Bring together every line in the data that includes "such".

START PROVIDED RECORDS

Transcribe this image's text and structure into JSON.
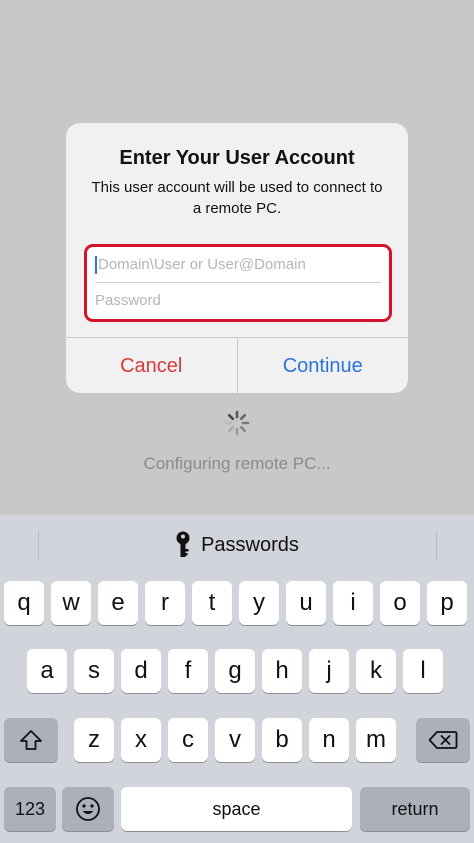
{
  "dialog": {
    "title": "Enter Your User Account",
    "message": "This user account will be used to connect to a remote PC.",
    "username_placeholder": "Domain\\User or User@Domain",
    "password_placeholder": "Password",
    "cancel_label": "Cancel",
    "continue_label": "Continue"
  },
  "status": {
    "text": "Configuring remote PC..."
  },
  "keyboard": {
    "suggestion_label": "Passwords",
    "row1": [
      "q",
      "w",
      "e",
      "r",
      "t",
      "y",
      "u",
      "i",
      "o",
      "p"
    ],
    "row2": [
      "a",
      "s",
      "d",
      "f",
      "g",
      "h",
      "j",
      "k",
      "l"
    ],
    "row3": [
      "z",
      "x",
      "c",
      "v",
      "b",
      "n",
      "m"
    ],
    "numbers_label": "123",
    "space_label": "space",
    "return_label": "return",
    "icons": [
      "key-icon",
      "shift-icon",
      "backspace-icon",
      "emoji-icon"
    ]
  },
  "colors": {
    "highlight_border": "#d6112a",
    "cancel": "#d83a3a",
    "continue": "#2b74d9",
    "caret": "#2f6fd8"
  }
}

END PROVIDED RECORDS
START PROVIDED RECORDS

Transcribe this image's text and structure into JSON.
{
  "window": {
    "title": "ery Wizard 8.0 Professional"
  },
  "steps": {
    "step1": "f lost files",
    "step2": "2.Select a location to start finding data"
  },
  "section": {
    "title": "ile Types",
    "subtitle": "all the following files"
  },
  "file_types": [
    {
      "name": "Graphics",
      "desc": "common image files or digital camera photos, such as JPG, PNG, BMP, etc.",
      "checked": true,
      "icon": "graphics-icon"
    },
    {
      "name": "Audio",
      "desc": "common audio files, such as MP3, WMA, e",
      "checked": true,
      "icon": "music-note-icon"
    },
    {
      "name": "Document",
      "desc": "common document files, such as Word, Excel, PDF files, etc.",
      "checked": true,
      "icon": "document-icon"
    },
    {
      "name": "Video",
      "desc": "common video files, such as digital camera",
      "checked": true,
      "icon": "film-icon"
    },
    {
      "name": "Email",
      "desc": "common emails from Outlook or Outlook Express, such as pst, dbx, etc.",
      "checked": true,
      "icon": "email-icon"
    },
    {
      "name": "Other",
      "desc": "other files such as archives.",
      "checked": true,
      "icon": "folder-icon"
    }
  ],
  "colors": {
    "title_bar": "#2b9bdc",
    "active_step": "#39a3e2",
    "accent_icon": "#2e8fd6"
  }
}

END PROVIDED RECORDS
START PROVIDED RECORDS

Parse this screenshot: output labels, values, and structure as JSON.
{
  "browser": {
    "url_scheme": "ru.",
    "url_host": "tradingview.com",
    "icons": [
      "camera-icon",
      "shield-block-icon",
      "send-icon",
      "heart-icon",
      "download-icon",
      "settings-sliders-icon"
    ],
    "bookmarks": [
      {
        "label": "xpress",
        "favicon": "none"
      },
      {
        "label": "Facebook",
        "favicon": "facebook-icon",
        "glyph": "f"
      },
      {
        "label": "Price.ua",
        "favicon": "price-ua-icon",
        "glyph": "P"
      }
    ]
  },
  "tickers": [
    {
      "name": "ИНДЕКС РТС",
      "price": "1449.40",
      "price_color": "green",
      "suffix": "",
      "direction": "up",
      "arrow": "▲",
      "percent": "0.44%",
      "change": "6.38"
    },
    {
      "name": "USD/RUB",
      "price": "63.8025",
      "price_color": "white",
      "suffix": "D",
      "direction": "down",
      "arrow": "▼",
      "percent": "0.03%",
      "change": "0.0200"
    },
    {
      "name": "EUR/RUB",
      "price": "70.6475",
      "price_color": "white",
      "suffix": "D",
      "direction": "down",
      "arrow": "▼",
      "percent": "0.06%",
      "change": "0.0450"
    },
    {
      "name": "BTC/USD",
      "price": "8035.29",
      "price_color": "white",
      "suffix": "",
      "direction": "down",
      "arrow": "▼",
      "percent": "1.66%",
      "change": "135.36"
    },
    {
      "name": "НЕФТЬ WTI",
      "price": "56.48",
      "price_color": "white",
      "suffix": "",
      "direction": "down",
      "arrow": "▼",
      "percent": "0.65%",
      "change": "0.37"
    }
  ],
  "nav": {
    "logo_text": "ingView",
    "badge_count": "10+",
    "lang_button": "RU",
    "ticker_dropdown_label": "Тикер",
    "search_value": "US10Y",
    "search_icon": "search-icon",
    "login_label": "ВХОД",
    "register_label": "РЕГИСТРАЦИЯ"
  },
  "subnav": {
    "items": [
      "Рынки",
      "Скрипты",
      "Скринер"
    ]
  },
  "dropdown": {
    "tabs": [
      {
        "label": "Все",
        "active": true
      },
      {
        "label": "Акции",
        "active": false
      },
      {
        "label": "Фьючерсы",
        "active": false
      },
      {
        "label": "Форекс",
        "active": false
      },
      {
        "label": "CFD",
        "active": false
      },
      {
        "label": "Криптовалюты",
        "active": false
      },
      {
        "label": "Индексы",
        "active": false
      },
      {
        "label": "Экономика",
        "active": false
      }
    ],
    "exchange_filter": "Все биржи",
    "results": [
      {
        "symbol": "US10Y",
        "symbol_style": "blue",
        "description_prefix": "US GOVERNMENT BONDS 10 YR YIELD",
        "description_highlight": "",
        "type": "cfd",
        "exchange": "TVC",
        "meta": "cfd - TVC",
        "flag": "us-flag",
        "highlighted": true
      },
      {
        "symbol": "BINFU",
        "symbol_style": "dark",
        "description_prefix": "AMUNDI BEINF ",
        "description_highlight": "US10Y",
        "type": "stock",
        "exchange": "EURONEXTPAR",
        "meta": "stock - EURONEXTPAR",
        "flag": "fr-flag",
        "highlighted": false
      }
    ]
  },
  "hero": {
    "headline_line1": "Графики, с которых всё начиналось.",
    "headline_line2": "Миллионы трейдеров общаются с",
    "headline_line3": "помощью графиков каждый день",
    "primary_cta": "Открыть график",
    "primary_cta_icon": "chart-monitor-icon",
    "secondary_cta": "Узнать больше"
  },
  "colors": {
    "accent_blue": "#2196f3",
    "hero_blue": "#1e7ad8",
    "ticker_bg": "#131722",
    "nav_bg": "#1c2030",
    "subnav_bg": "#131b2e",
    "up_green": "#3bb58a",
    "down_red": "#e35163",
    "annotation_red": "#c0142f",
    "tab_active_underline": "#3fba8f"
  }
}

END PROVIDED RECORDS

ANSWER TO THIS PROBLEM ::
      "desc": "common image files or digital camera photos, such as JPG, PNG, BMP, etc.",
      "desc": "common audio files, such as MP3, WMA, e",
      "desc": "common document files, such as Word, Excel, PDF files, etc.",
      "desc": "common video files, such as digital camera",
      "desc": "common emails from Outlook or Outlook Express, such as pst, dbx, etc.",
      "desc": "other files such as archives.",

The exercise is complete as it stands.